*Page and application data records:*
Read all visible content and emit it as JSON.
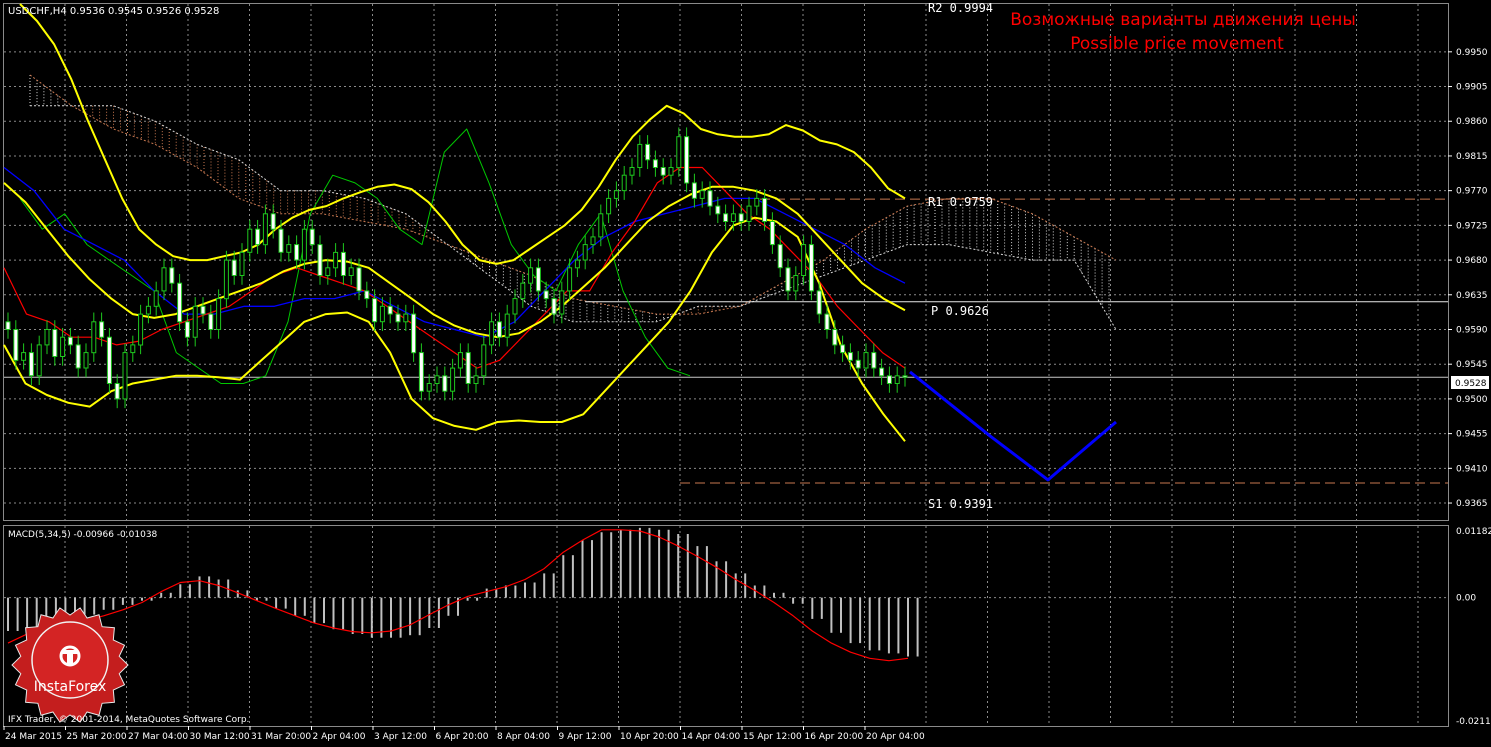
{
  "window": {
    "symbol_header": "USDCHF,H4  0.9536 0.9545 0.9526 0.9528",
    "macd_header": "MACD(5,34,5) -0.00966 -0.01038",
    "copyright": "IFX Trader, © 2001-2014, MetaQuotes Software Corp.",
    "watermark": "InstaForex"
  },
  "annotations": {
    "title_ru": "Возможные варианты движения цены",
    "title_en": "Possible price movement",
    "r2_label": "R2 0.9994",
    "r1_label": "R1 0.9759",
    "p_label": "P 0.9626",
    "s1_label": "S1 0.9391",
    "current_price_label": "0.9528"
  },
  "price_axis": {
    "ticks": [
      "0.9950",
      "0.9905",
      "0.9860",
      "0.9815",
      "0.9770",
      "0.9725",
      "0.9680",
      "0.9635",
      "0.9590",
      "0.9545",
      "0.9500",
      "0.9455",
      "0.9410",
      "0.9365"
    ]
  },
  "macd_axis": {
    "ticks": [
      "0.01182",
      "0.00",
      "-0.02117"
    ]
  },
  "time_axis": {
    "ticks": [
      "24 Mar 2015",
      "25 Mar 20:00",
      "27 Mar 04:00",
      "30 Mar 12:00",
      "31 Mar 20:00",
      "2 Apr 04:00",
      "3 Apr 12:00",
      "6 Apr 20:00",
      "8 Apr 04:00",
      "9 Apr 12:00",
      "10 Apr 20:00",
      "14 Apr 04:00",
      "15 Apr 12:00",
      "16 Apr 20:00",
      "20 Apr 04:00"
    ]
  },
  "colors": {
    "background": "#000000",
    "grid": "#8a8a8a",
    "candle": "#1ec81e",
    "bollinger": "#ffff00",
    "tenkan": "#ff0000",
    "kijun": "#0000ff",
    "chikou": "#00c800",
    "projection": "#0000ff",
    "pivot_levels": "#c87850",
    "macd_hist": "#c0c0c0",
    "macd_signal": "#ff0000",
    "annotation_text": "#ff0000",
    "axis_text": "#ffffff"
  },
  "chart_data": {
    "type": "line",
    "symbol": "USDCHF",
    "timeframe": "H4",
    "last_bar": {
      "open": 0.9536,
      "high": 0.9545,
      "low": 0.9526,
      "close": 0.9528
    },
    "ylim": [
      0.9343,
      1.0012
    ],
    "pivot_levels": {
      "R2": 0.9994,
      "R1": 0.9759,
      "P": 0.9626,
      "S1": 0.9391
    },
    "current_price": 0.9528,
    "closes": [
      0.959,
      0.955,
      0.956,
      0.953,
      0.957,
      0.959,
      0.9555,
      0.958,
      0.957,
      0.954,
      0.956,
      0.96,
      0.958,
      0.952,
      0.95,
      0.956,
      0.957,
      0.961,
      0.962,
      0.964,
      0.967,
      0.965,
      0.96,
      0.958,
      0.962,
      0.961,
      0.959,
      0.963,
      0.968,
      0.966,
      0.969,
      0.972,
      0.97,
      0.974,
      0.972,
      0.969,
      0.97,
      0.968,
      0.972,
      0.97,
      0.966,
      0.967,
      0.969,
      0.966,
      0.967,
      0.964,
      0.963,
      0.96,
      0.962,
      0.961,
      0.96,
      0.961,
      0.956,
      0.951,
      0.952,
      0.953,
      0.951,
      0.954,
      0.956,
      0.952,
      0.953,
      0.957,
      0.96,
      0.958,
      0.961,
      0.963,
      0.965,
      0.967,
      0.964,
      0.963,
      0.961,
      0.964,
      0.967,
      0.968,
      0.97,
      0.971,
      0.974,
      0.976,
      0.977,
      0.979,
      0.98,
      0.983,
      0.981,
      0.98,
      0.979,
      0.98,
      0.984,
      0.978,
      0.976,
      0.977,
      0.975,
      0.974,
      0.973,
      0.974,
      0.973,
      0.975,
      0.976,
      0.973,
      0.97,
      0.967,
      0.964,
      0.966,
      0.97,
      0.964,
      0.961,
      0.959,
      0.957,
      0.956,
      0.955,
      0.954,
      0.956,
      0.954,
      0.953,
      0.952,
      0.953,
      0.9528
    ],
    "bollinger_upper": [
      1.0012,
      0.999,
      0.996,
      0.9915,
      0.986,
      0.981,
      0.976,
      0.972,
      0.97,
      0.9685,
      0.968,
      0.968,
      0.9685,
      0.969,
      0.97,
      0.972,
      0.9735,
      0.9745,
      0.975,
      0.976,
      0.9768,
      0.9775,
      0.9778,
      0.9772,
      0.9755,
      0.973,
      0.97,
      0.968,
      0.9675,
      0.968,
      0.9695,
      0.971,
      0.9725,
      0.9745,
      0.9775,
      0.981,
      0.984,
      0.9862,
      0.988,
      0.987,
      0.985,
      0.9843,
      0.984,
      0.984,
      0.9843,
      0.9855,
      0.9848,
      0.9835,
      0.983,
      0.982,
      0.98,
      0.9773,
      0.976
    ],
    "bollinger_mid": [
      0.978,
      0.9755,
      0.972,
      0.9685,
      0.9655,
      0.963,
      0.961,
      0.9605,
      0.961,
      0.962,
      0.963,
      0.964,
      0.965,
      0.9665,
      0.9675,
      0.968,
      0.9678,
      0.967,
      0.965,
      0.963,
      0.961,
      0.9595,
      0.9585,
      0.958,
      0.9585,
      0.96,
      0.962,
      0.9645,
      0.967,
      0.97,
      0.973,
      0.975,
      0.9765,
      0.9775,
      0.9775,
      0.977,
      0.976,
      0.974,
      0.971,
      0.968,
      0.965,
      0.963,
      0.9615
    ],
    "bollinger_lower": [
      0.957,
      0.952,
      0.9505,
      0.9495,
      0.949,
      0.951,
      0.952,
      0.9525,
      0.953,
      0.953,
      0.9528,
      0.9525,
      0.955,
      0.9575,
      0.96,
      0.961,
      0.9612,
      0.96,
      0.956,
      0.95,
      0.9475,
      0.9465,
      0.946,
      0.947,
      0.9472,
      0.947,
      0.947,
      0.948,
      0.951,
      0.954,
      0.957,
      0.96,
      0.964,
      0.969,
      0.9725,
      0.9735,
      0.973,
      0.971,
      0.965,
      0.957,
      0.952,
      0.948,
      0.9445
    ],
    "tenkan_sen": [
      0.967,
      0.961,
      0.96,
      0.958,
      0.958,
      0.957,
      0.9575,
      0.959,
      0.96,
      0.961,
      0.962,
      0.964,
      0.966,
      0.967,
      0.966,
      0.965,
      0.964,
      0.962,
      0.96,
      0.958,
      0.956,
      0.954,
      0.955,
      0.958,
      0.961,
      0.964,
      0.964,
      0.969,
      0.973,
      0.978,
      0.98,
      0.98,
      0.977,
      0.974,
      0.972,
      0.969,
      0.966,
      0.962,
      0.959,
      0.956,
      0.954
    ],
    "kijun_sen": [
      0.98,
      0.977,
      0.972,
      0.97,
      0.968,
      0.964,
      0.961,
      0.961,
      0.962,
      0.962,
      0.963,
      0.963,
      0.964,
      0.962,
      0.96,
      0.959,
      0.958,
      0.96,
      0.964,
      0.968,
      0.971,
      0.973,
      0.974,
      0.975,
      0.976,
      0.976,
      0.974,
      0.972,
      0.97,
      0.967,
      0.965
    ],
    "chikou_span": [
      0.976,
      0.972,
      0.974,
      0.97,
      0.968,
      0.966,
      0.964,
      0.956,
      0.954,
      0.952,
      0.952,
      0.953,
      0.96,
      0.974,
      0.979,
      0.978,
      0.976,
      0.972,
      0.97,
      0.982,
      0.985,
      0.978,
      0.97,
      0.966,
      0.964,
      0.97,
      0.974,
      0.964,
      0.958,
      0.954,
      0.953
    ],
    "projection": {
      "x": [
        "20 Apr 04:00",
        "+6 bars",
        "+30 bars",
        "+40 bars"
      ],
      "price": [
        0.9535,
        0.9452,
        0.9395,
        0.947
      ]
    },
    "macd_hist": [
      -0.0055,
      -0.005,
      -0.0042,
      -0.0035,
      -0.0028,
      -0.002,
      -0.0012,
      -0.0005,
      0.0008,
      0.0022,
      0.0035,
      0.003,
      0.0012,
      -0.0005,
      -0.0018,
      -0.003,
      -0.0042,
      -0.0052,
      -0.006,
      -0.0066,
      -0.0066,
      -0.0062,
      -0.005,
      -0.003,
      -0.0005,
      0.0015,
      0.002,
      0.0025,
      0.004,
      0.007,
      0.0095,
      0.0108,
      0.0112,
      0.0115,
      0.0112,
      0.0105,
      0.0085,
      0.006,
      0.004,
      0.002,
      0.0008,
      -0.001,
      -0.0035,
      -0.0058,
      -0.0075,
      -0.0087,
      -0.0092,
      -0.0097
    ],
    "macd_signal": [
      -0.0075,
      -0.006,
      -0.005,
      -0.0045,
      -0.0038,
      -0.003,
      -0.002,
      -0.0008,
      0.001,
      0.0025,
      0.0028,
      0.002,
      0.0008,
      -0.0005,
      -0.0018,
      -0.003,
      -0.0042,
      -0.005,
      -0.0056,
      -0.0058,
      -0.0055,
      -0.0045,
      -0.0028,
      -0.0012,
      0.0002,
      0.001,
      0.0018,
      0.003,
      0.0048,
      0.0075,
      0.0095,
      0.0112,
      0.0112,
      0.011,
      0.01,
      0.0085,
      0.0068,
      0.005,
      0.003,
      0.0012,
      -0.0008,
      -0.003,
      -0.0055,
      -0.0075,
      -0.009,
      -0.01,
      -0.0104,
      -0.01
    ],
    "macd_ylim": [
      -0.02117,
      0.01182
    ]
  }
}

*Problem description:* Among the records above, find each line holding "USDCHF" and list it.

*Exercise response:*
    "symbol_header": "USDCHF,H4  0.9536 0.9545 0.9526 0.9528",
    "symbol": "USDCHF",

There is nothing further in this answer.